WHAT TO PRODUCE:
Where does "Behavior" appear in the data? Return each line that holds it.

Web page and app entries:

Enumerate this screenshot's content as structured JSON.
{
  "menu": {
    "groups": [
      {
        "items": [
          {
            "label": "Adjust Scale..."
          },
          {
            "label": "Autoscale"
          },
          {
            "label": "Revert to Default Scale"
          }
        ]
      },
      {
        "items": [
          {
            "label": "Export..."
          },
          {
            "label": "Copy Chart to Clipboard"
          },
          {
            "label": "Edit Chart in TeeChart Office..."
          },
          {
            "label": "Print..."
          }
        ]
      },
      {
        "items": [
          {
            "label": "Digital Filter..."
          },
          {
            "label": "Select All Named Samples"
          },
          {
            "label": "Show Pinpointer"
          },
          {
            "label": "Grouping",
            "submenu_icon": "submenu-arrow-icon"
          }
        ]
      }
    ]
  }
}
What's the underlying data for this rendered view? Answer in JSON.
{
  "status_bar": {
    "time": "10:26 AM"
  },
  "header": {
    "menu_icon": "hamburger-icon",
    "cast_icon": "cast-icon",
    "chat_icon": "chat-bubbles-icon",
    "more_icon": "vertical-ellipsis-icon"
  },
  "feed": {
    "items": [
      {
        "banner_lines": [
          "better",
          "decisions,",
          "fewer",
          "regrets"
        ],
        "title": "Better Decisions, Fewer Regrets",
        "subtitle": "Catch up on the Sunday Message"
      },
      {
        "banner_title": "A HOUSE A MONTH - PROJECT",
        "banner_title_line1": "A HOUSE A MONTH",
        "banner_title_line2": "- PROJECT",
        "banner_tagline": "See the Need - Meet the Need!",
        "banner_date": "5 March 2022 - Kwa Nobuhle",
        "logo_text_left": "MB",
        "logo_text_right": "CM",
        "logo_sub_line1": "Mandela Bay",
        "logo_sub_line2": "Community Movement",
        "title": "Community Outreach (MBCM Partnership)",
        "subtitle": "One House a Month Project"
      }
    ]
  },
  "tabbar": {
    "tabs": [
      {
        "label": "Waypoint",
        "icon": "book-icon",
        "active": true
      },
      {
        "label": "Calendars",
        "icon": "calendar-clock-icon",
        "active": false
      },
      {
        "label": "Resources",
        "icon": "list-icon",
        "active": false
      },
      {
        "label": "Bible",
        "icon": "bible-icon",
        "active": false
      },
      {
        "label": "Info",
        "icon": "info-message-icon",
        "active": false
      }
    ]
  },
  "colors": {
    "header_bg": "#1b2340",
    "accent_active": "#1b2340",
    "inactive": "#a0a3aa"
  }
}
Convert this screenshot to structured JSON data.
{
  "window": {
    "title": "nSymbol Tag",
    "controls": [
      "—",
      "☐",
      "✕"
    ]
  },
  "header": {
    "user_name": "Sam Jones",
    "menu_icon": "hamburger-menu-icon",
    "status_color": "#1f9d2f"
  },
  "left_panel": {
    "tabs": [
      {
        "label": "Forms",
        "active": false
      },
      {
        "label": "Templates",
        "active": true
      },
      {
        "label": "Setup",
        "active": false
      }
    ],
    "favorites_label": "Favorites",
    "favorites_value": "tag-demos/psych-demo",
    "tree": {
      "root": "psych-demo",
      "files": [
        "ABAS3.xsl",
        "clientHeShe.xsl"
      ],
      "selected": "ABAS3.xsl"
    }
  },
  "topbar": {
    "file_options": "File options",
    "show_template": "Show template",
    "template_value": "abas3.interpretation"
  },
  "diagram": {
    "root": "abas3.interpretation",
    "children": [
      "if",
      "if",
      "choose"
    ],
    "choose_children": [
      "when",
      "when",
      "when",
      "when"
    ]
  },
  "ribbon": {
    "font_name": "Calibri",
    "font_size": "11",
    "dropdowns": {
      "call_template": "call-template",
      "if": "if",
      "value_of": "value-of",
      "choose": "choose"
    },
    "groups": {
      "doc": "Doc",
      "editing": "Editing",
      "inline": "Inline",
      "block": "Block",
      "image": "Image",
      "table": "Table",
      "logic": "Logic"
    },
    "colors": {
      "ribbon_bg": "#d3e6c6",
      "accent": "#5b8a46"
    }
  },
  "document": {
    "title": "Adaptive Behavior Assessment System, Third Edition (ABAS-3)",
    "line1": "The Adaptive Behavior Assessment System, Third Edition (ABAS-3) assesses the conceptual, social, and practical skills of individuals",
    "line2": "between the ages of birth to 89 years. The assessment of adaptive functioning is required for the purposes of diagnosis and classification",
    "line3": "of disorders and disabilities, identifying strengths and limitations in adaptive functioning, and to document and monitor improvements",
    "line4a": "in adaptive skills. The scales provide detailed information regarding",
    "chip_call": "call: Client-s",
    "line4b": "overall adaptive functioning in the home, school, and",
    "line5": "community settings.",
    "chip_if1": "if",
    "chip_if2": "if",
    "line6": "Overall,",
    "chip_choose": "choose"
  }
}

ANSWER SPACE:
    "title": "Adaptive Behavior Assessment System, Third Edition (ABAS-3)",
    "line1": "The Adaptive Behavior Assessment System, Third Edition (ABAS-3) assesses the conceptual, social, and practical skills of individuals",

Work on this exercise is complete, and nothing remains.